• REQUIRED ACTION
Find the lines below in which the string "here" occurs. Copy each one.

• Stored data entries
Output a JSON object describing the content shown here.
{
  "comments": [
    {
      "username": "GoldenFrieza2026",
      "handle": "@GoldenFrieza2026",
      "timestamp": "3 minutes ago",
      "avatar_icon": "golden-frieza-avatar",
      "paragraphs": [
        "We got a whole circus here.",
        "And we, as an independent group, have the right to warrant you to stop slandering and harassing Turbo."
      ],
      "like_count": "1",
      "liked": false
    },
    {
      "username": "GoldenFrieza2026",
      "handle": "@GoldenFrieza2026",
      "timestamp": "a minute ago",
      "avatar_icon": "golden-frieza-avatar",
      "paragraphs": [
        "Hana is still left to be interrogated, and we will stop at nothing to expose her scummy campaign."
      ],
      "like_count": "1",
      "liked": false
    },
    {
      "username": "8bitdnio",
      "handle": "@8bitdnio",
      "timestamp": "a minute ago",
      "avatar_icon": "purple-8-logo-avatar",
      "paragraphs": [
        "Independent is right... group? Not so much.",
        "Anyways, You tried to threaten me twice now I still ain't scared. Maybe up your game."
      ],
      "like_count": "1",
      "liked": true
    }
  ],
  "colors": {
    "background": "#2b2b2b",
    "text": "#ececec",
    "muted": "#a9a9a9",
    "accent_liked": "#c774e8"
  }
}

• OUTPUT FOR THIS TASK
Output a JSON object describing the content shown here.
        "We got a whole circus here.",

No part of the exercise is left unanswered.